### PROBLEM REQUIREMENTS
All lines holding the word "hear" are to be copied from the records beneath.

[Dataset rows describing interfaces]
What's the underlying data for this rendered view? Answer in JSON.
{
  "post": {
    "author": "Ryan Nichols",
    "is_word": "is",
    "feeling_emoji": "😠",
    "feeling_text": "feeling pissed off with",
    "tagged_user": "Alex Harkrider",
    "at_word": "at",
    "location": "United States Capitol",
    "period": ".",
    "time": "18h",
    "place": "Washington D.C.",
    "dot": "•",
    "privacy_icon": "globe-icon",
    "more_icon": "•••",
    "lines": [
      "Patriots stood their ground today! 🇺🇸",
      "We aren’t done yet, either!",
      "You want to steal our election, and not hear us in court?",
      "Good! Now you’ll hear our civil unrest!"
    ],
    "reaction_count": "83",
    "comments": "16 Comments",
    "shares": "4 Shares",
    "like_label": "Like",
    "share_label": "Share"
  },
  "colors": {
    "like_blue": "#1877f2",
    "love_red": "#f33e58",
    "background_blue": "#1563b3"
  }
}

### SOLUTION BELOW
      "You want to steal our election, and not hear us in court?",
      "Good! Now you’ll hear our civil unrest!"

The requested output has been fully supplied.